A friend of mine tells a story about a couple in the church where he served that was perpetually ticked off at the church (or him).
It would be pretty consistent that he would receive an email from them stating why they were upset. (This was in the days before texts, I’m sure he was grateful for that!)
It started with their disdain for the church plans to expand to include a homeless ministry.
“We shouldn’t support “those people” . . . it’s their fault they are homeless. The church should not enable that but instead teach them a lesson.
Or . . .
“Why don’t these church people DO more? The people here are just apathetic. We shouldn’t have to spend money on x, y, and z because if everyone DID what they were supposed to do, the things would already be there.”
Or . . .
“People in this church just aren’t friendly. We walk past people on Sundays and they just don’t speak. You need to do a better job teaching people to be nice to each other. People leave us out.”
Then, tragedy came and her husband died unexpectedly of a heart attack. She was alone.
In the days following the husband’s death the church truly rallied and showed what it meant to embody Jesus in the life of someone.
Through the next week someone from the church spent the night at her home each night so that she would not have to be alone.
Her cabinets were full with groceries and the refrigerator was full of food.
The freezer had meals to last hear for two months, all labeled and packaged appropriately.
The pastor noted in worship a few weeks later where her husband typically sat, another person from the church sat beside her, so she was not alone.
The next morning he saw her name in his inbox and he told me he thought, “Oh wow!
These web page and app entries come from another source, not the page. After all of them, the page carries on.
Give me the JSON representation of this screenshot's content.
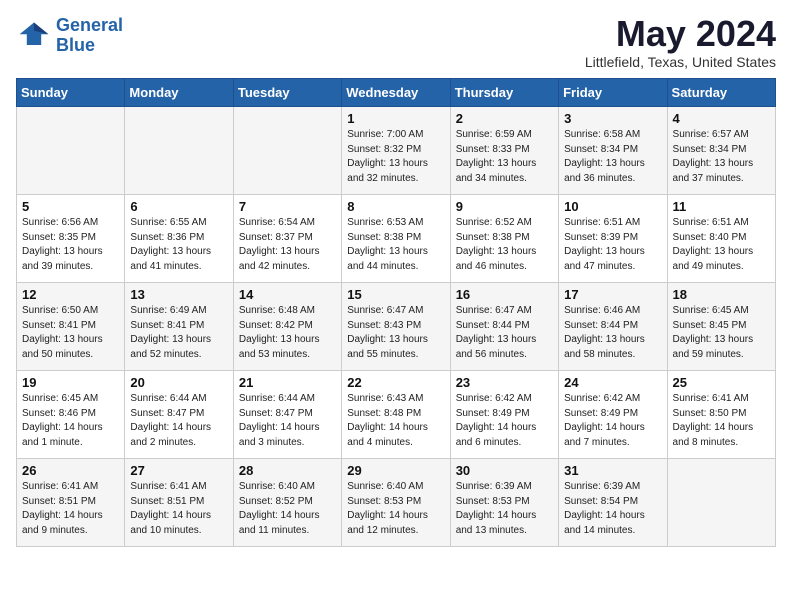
{
  "header": {
    "logo_line1": "General",
    "logo_line2": "Blue",
    "month": "May 2024",
    "location": "Littlefield, Texas, United States"
  },
  "weekdays": [
    "Sunday",
    "Monday",
    "Tuesday",
    "Wednesday",
    "Thursday",
    "Friday",
    "Saturday"
  ],
  "weeks": [
    [
      {
        "day": "",
        "info": ""
      },
      {
        "day": "",
        "info": ""
      },
      {
        "day": "",
        "info": ""
      },
      {
        "day": "1",
        "info": "Sunrise: 7:00 AM\nSunset: 8:32 PM\nDaylight: 13 hours\nand 32 minutes."
      },
      {
        "day": "2",
        "info": "Sunrise: 6:59 AM\nSunset: 8:33 PM\nDaylight: 13 hours\nand 34 minutes."
      },
      {
        "day": "3",
        "info": "Sunrise: 6:58 AM\nSunset: 8:34 PM\nDaylight: 13 hours\nand 36 minutes."
      },
      {
        "day": "4",
        "info": "Sunrise: 6:57 AM\nSunset: 8:34 PM\nDaylight: 13 hours\nand 37 minutes."
      }
    ],
    [
      {
        "day": "5",
        "info": "Sunrise: 6:56 AM\nSunset: 8:35 PM\nDaylight: 13 hours\nand 39 minutes."
      },
      {
        "day": "6",
        "info": "Sunrise: 6:55 AM\nSunset: 8:36 PM\nDaylight: 13 hours\nand 41 minutes."
      },
      {
        "day": "7",
        "info": "Sunrise: 6:54 AM\nSunset: 8:37 PM\nDaylight: 13 hours\nand 42 minutes."
      },
      {
        "day": "8",
        "info": "Sunrise: 6:53 AM\nSunset: 8:38 PM\nDaylight: 13 hours\nand 44 minutes."
      },
      {
        "day": "9",
        "info": "Sunrise: 6:52 AM\nSunset: 8:38 PM\nDaylight: 13 hours\nand 46 minutes."
      },
      {
        "day": "10",
        "info": "Sunrise: 6:51 AM\nSunset: 8:39 PM\nDaylight: 13 hours\nand 47 minutes."
      },
      {
        "day": "11",
        "info": "Sunrise: 6:51 AM\nSunset: 8:40 PM\nDaylight: 13 hours\nand 49 minutes."
      }
    ],
    [
      {
        "day": "12",
        "info": "Sunrise: 6:50 AM\nSunset: 8:41 PM\nDaylight: 13 hours\nand 50 minutes."
      },
      {
        "day": "13",
        "info": "Sunrise: 6:49 AM\nSunset: 8:41 PM\nDaylight: 13 hours\nand 52 minutes."
      },
      {
        "day": "14",
        "info": "Sunrise: 6:48 AM\nSunset: 8:42 PM\nDaylight: 13 hours\nand 53 minutes."
      },
      {
        "day": "15",
        "info": "Sunrise: 6:47 AM\nSunset: 8:43 PM\nDaylight: 13 hours\nand 55 minutes."
      },
      {
        "day": "16",
        "info": "Sunrise: 6:47 AM\nSunset: 8:44 PM\nDaylight: 13 hours\nand 56 minutes."
      },
      {
        "day": "17",
        "info": "Sunrise: 6:46 AM\nSunset: 8:44 PM\nDaylight: 13 hours\nand 58 minutes."
      },
      {
        "day": "18",
        "info": "Sunrise: 6:45 AM\nSunset: 8:45 PM\nDaylight: 13 hours\nand 59 minutes."
      }
    ],
    [
      {
        "day": "19",
        "info": "Sunrise: 6:45 AM\nSunset: 8:46 PM\nDaylight: 14 hours\nand 1 minute."
      },
      {
        "day": "20",
        "info": "Sunrise: 6:44 AM\nSunset: 8:47 PM\nDaylight: 14 hours\nand 2 minutes."
      },
      {
        "day": "21",
        "info": "Sunrise: 6:44 AM\nSunset: 8:47 PM\nDaylight: 14 hours\nand 3 minutes."
      },
      {
        "day": "22",
        "info": "Sunrise: 6:43 AM\nSunset: 8:48 PM\nDaylight: 14 hours\nand 4 minutes."
      },
      {
        "day": "23",
        "info": "Sunrise: 6:42 AM\nSunset: 8:49 PM\nDaylight: 14 hours\nand 6 minutes."
      },
      {
        "day": "24",
        "info": "Sunrise: 6:42 AM\nSunset: 8:49 PM\nDaylight: 14 hours\nand 7 minutes."
      },
      {
        "day": "25",
        "info": "Sunrise: 6:41 AM\nSunset: 8:50 PM\nDaylight: 14 hours\nand 8 minutes."
      }
    ],
    [
      {
        "day": "26",
        "info": "Sunrise: 6:41 AM\nSunset: 8:51 PM\nDaylight: 14 hours\nand 9 minutes."
      },
      {
        "day": "27",
        "info": "Sunrise: 6:41 AM\nSunset: 8:51 PM\nDaylight: 14 hours\nand 10 minutes."
      },
      {
        "day": "28",
        "info": "Sunrise: 6:40 AM\nSunset: 8:52 PM\nDaylight: 14 hours\nand 11 minutes."
      },
      {
        "day": "29",
        "info": "Sunrise: 6:40 AM\nSunset: 8:53 PM\nDaylight: 14 hours\nand 12 minutes."
      },
      {
        "day": "30",
        "info": "Sunrise: 6:39 AM\nSunset: 8:53 PM\nDaylight: 14 hours\nand 13 minutes."
      },
      {
        "day": "31",
        "info": "Sunrise: 6:39 AM\nSunset: 8:54 PM\nDaylight: 14 hours\nand 14 minutes."
      },
      {
        "day": "",
        "info": ""
      }
    ]
  ]
}
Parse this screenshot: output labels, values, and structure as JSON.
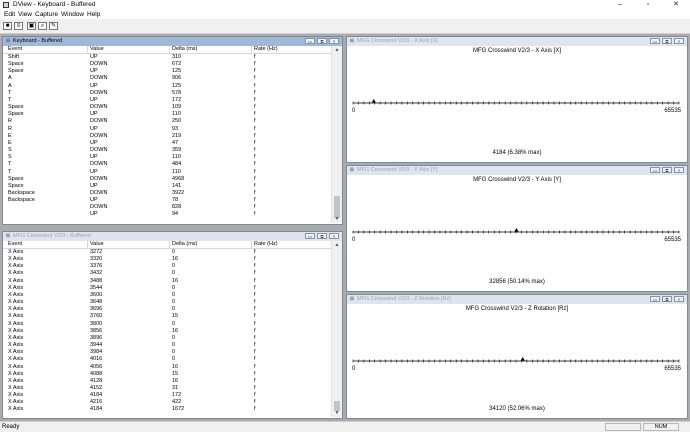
{
  "app": {
    "title": "DView - Keyboard - Buffered"
  },
  "window_buttons": {
    "minimize": "–",
    "maximize": "▫",
    "close": "✕"
  },
  "menu": [
    "Edit",
    "View",
    "Capture",
    "Window",
    "Help"
  ],
  "toolbar": {
    "buttons": [
      {
        "name": "save",
        "glyph": "■"
      },
      {
        "name": "properties",
        "glyph": "≡"
      },
      {
        "name": "lock",
        "glyph": "▣"
      },
      {
        "name": "zoom",
        "glyph": "⌕"
      },
      {
        "name": "edit",
        "glyph": "✎"
      }
    ]
  },
  "child_caption_buttons": {
    "minimize": "▭",
    "restore": "⧉",
    "close": "×"
  },
  "keyboard_panel": {
    "title": "Keyboard - Buffered",
    "columns": [
      "Event",
      "Value",
      "Delta (ms)",
      "Rate (Hz)"
    ],
    "rows": [
      [
        "Shift",
        "UP",
        "310",
        "f"
      ],
      [
        "Space",
        "DOWN",
        "672",
        "f"
      ],
      [
        "Space",
        "UP",
        "125",
        "f"
      ],
      [
        "A",
        "DOWN",
        "906",
        "f"
      ],
      [
        "A",
        "UP",
        "125",
        "f"
      ],
      [
        "T",
        "DOWN",
        "578",
        "f"
      ],
      [
        "T",
        "UP",
        "172",
        "f"
      ],
      [
        "Space",
        "DOWN",
        "109",
        "f"
      ],
      [
        "Space",
        "UP",
        "110",
        "f"
      ],
      [
        "R",
        "DOWN",
        "250",
        "f"
      ],
      [
        "R",
        "UP",
        "93",
        "f"
      ],
      [
        "E",
        "DOWN",
        "219",
        "f"
      ],
      [
        "E",
        "UP",
        "47",
        "f"
      ],
      [
        "S",
        "DOWN",
        "359",
        "f"
      ],
      [
        "S",
        "UP",
        "110",
        "f"
      ],
      [
        "T",
        "DOWN",
        "484",
        "f"
      ],
      [
        "T",
        "UP",
        "110",
        "f"
      ],
      [
        "Space",
        "DOWN",
        "4968",
        "f"
      ],
      [
        "Space",
        "UP",
        "141",
        "f"
      ],
      [
        "Backspace",
        "DOWN",
        "3922",
        "f"
      ],
      [
        "Backspace",
        "UP",
        "78",
        "f"
      ],
      [
        "",
        "DOWN",
        "828",
        "f"
      ],
      [
        "",
        "UP",
        "94",
        "f"
      ]
    ]
  },
  "joystick_panel": {
    "title": "MFG Crosswind V2/3 - Buffered",
    "columns": [
      "Event",
      "Value",
      "Delta (ms)",
      "Rate (Hz)"
    ],
    "rows": [
      [
        "X Axis",
        "3272",
        "0",
        "f"
      ],
      [
        "X Axis",
        "3320",
        "16",
        "f"
      ],
      [
        "X Axis",
        "3376",
        "0",
        "f"
      ],
      [
        "X Axis",
        "3432",
        "0",
        "f"
      ],
      [
        "X Axis",
        "3488",
        "16",
        "f"
      ],
      [
        "X Axis",
        "3544",
        "0",
        "f"
      ],
      [
        "X Axis",
        "3600",
        "0",
        "f"
      ],
      [
        "X Axis",
        "3648",
        "0",
        "f"
      ],
      [
        "X Axis",
        "3696",
        "0",
        "f"
      ],
      [
        "X Axis",
        "3760",
        "15",
        "f"
      ],
      [
        "X Axis",
        "3800",
        "0",
        "f"
      ],
      [
        "X Axis",
        "3856",
        "16",
        "f"
      ],
      [
        "X Axis",
        "3896",
        "0",
        "f"
      ],
      [
        "X Axis",
        "3944",
        "0",
        "f"
      ],
      [
        "X Axis",
        "3984",
        "0",
        "f"
      ],
      [
        "X Axis",
        "4016",
        "0",
        "f"
      ],
      [
        "X Axis",
        "4056",
        "16",
        "f"
      ],
      [
        "X Axis",
        "4088",
        "15",
        "f"
      ],
      [
        "X Axis",
        "4128",
        "16",
        "f"
      ],
      [
        "X Axis",
        "4152",
        "31",
        "f"
      ],
      [
        "X Axis",
        "4184",
        "172",
        "f"
      ],
      [
        "X Axis",
        "4216",
        "422",
        "f"
      ],
      [
        "X Axis",
        "4184",
        "1672",
        "f"
      ]
    ]
  },
  "axis_panels": [
    {
      "window_title": "MFG Crosswind V2/3 - X Axis [X]",
      "plot_title": "MFG Crosswind V2/3 - X Axis [X]",
      "min_label": "0",
      "max_label": "65535",
      "value": 4184,
      "max": 65535,
      "readout": "4184 (6.38% max)"
    },
    {
      "window_title": "MFG Crosswind V2/3 - Y Axis [Y]",
      "plot_title": "MFG Crosswind V2/3 - Y Axis [Y]",
      "min_label": "0",
      "max_label": "65535",
      "value": 32856,
      "max": 65535,
      "readout": "32856 (50.14% max)"
    },
    {
      "window_title": "MFG Crosswind V2/3 - Z Rotation [Rz]",
      "plot_title": "MFG Crosswind V2/3 - Z Rotation [Rz]",
      "min_label": "0",
      "max_label": "65535",
      "value": 34120,
      "max": 65535,
      "readout": "34120 (52.06% max)"
    }
  ],
  "status": {
    "text": "Ready",
    "num": "NUM"
  },
  "colors": {
    "active_caption": "#9fb8d8",
    "inactive_caption": "#dfe5ee",
    "mdi_background": "#ababab"
  }
}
I bet this is going to be a nice email, telling me how grateful she is to have been a part of a church family.”
He was wrong.
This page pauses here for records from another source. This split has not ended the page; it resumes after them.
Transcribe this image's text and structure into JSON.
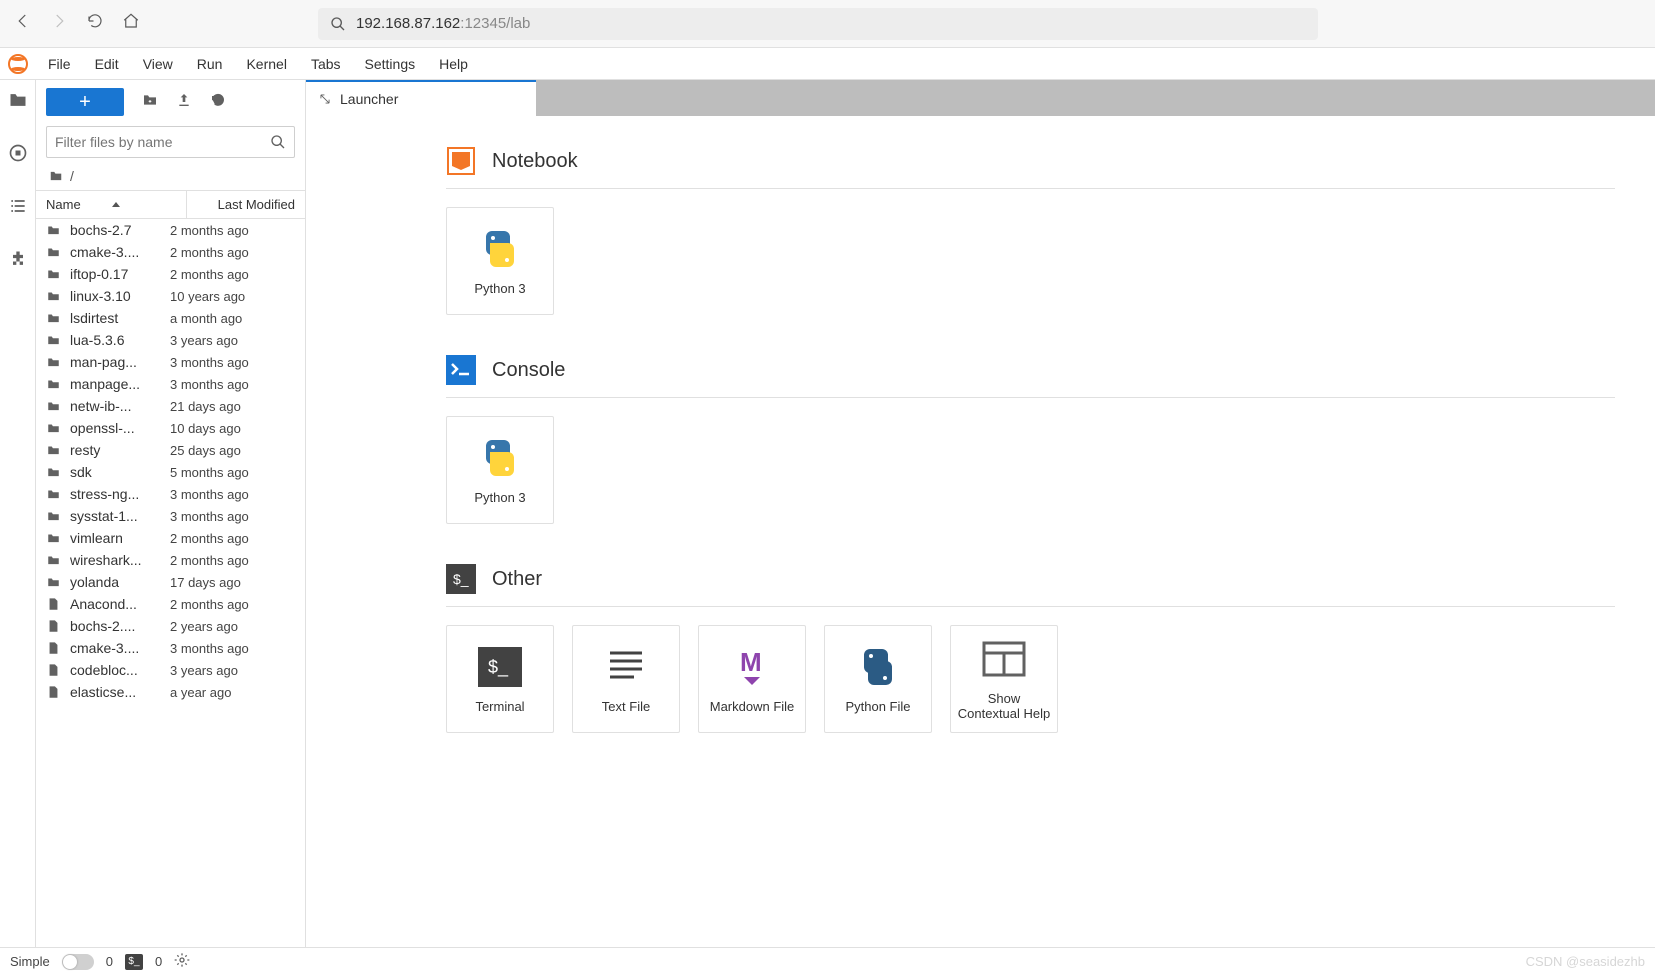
{
  "browser": {
    "address_host": "192.168.87.162",
    "address_suffix": ":12345/lab"
  },
  "menubar": [
    "File",
    "Edit",
    "View",
    "Run",
    "Kernel",
    "Tabs",
    "Settings",
    "Help"
  ],
  "filebrowser": {
    "filter_placeholder": "Filter files by name",
    "breadcrumb": "/",
    "columns": {
      "name": "Name",
      "modified": "Last Modified"
    },
    "items": [
      {
        "type": "folder",
        "name": "bochs-2.7",
        "modified": "2 months ago"
      },
      {
        "type": "folder",
        "name": "cmake-3....",
        "modified": "2 months ago"
      },
      {
        "type": "folder",
        "name": "iftop-0.17",
        "modified": "2 months ago"
      },
      {
        "type": "folder",
        "name": "linux-3.10",
        "modified": "10 years ago"
      },
      {
        "type": "folder",
        "name": "lsdirtest",
        "modified": "a month ago"
      },
      {
        "type": "folder",
        "name": "lua-5.3.6",
        "modified": "3 years ago"
      },
      {
        "type": "folder",
        "name": "man-pag...",
        "modified": "3 months ago"
      },
      {
        "type": "folder",
        "name": "manpage...",
        "modified": "3 months ago"
      },
      {
        "type": "folder",
        "name": "netw-ib-...",
        "modified": "21 days ago"
      },
      {
        "type": "folder",
        "name": "openssl-...",
        "modified": "10 days ago"
      },
      {
        "type": "folder",
        "name": "resty",
        "modified": "25 days ago"
      },
      {
        "type": "folder",
        "name": "sdk",
        "modified": "5 months ago"
      },
      {
        "type": "folder",
        "name": "stress-ng...",
        "modified": "3 months ago"
      },
      {
        "type": "folder",
        "name": "sysstat-1...",
        "modified": "3 months ago"
      },
      {
        "type": "folder",
        "name": "vimlearn",
        "modified": "2 months ago"
      },
      {
        "type": "folder",
        "name": "wireshark...",
        "modified": "2 months ago"
      },
      {
        "type": "folder",
        "name": "yolanda",
        "modified": "17 days ago"
      },
      {
        "type": "file",
        "name": "Anacond...",
        "modified": "2 months ago"
      },
      {
        "type": "file",
        "name": "bochs-2....",
        "modified": "2 years ago"
      },
      {
        "type": "file",
        "name": "cmake-3....",
        "modified": "3 months ago"
      },
      {
        "type": "file",
        "name": "codebloc...",
        "modified": "3 years ago"
      },
      {
        "type": "file",
        "name": "elasticse...",
        "modified": "a year ago"
      }
    ]
  },
  "tab": {
    "title": "Launcher"
  },
  "launcher": {
    "sections": [
      {
        "title": "Notebook",
        "badge": "notebook",
        "cards": [
          {
            "icon": "python",
            "label": "Python 3"
          }
        ]
      },
      {
        "title": "Console",
        "badge": "console",
        "cards": [
          {
            "icon": "python",
            "label": "Python 3"
          }
        ]
      },
      {
        "title": "Other",
        "badge": "terminal",
        "cards": [
          {
            "icon": "terminal",
            "label": "Terminal"
          },
          {
            "icon": "textfile",
            "label": "Text File"
          },
          {
            "icon": "markdown",
            "label": "Markdown File"
          },
          {
            "icon": "pyfile",
            "label": "Python File"
          },
          {
            "icon": "contextual",
            "label": "Show Contextual Help"
          }
        ]
      }
    ]
  },
  "statusbar": {
    "simple_label": "Simple",
    "count1": "0",
    "count2": "0"
  },
  "watermark": "CSDN @seasidezhb"
}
When he opened the email he read how unhappy she was with the people of the church because they had too many chicken casseroles.
She was unhappy because she had too much of one thing.
Sometimes in life we are not happy with the gifts we’ve been given.
Either they don’t live up to what we expect them to be, so instead of seeing the beauty in them we only see the negative.
Or . . . because we have astronomical expectations, no gifts are ever enough.
Some people turn away from God and God’s love because the “gift” God brings doesn’t fit into what they expect it to be.
That is one reason we have to be careful of what we expect!
God doesn’t promise ease of life.
God doesn’t promise financial prosperity.
God doesn’t promise ongoing good health.
God promises love. God is Love.
So that when we go through the difficult times of life, financial hardship, and health challenges we have an opportunity to connect with the oneness of God that lives in each of us and recognize that we are not alone. That we are held together by Love. And in being held in love we are called to respond in love.
Where are situations in your life today that you could respond with peace and love rather than negativity?
In doing so, you will be living out the gift of the Christ child.
Do not fear what you are about to suffer. Beware, the devil is about to throw some of you into prison so that you may be tested, and for ten days you will have affliction. Be faithful until death, and I will give you the crown of life.